**Exercise brief**
Down to the last line, output the records below exactly.

BEGIN Provided entries

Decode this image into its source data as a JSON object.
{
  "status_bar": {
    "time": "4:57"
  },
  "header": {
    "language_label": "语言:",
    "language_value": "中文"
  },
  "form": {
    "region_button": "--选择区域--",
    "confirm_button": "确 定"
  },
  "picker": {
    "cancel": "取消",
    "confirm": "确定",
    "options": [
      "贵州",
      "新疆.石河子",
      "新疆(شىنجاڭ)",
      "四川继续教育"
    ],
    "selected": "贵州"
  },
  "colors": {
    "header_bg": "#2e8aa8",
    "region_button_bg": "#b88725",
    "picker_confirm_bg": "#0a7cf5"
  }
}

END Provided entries

**Solution for this exercise**
Decode this image into its source data as a JSON object.
{
  "status_bar": {
    "time": "4:57"
  },
  "header": {
    "language_label": "语言:",
    "language_value": "中文"
  },
  "form": {
    "region_button": "--选择区域--",
    "confirm_button": "确 定"
  },
  "picker": {
    "cancel": "取消",
    "confirm": "确定",
    "options": [
      "贵州",
      "新疆.石河子",
      "新疆(شىنجاڭ)",
      "四川继续教育"
    ],
    "selected": "贵州"
  },
  "colors": {
    "header_bg": "#2e8aa8",
    "region_button_bg": "#b88725",
    "picker_confirm_bg": "#0a7cf5"
  }
}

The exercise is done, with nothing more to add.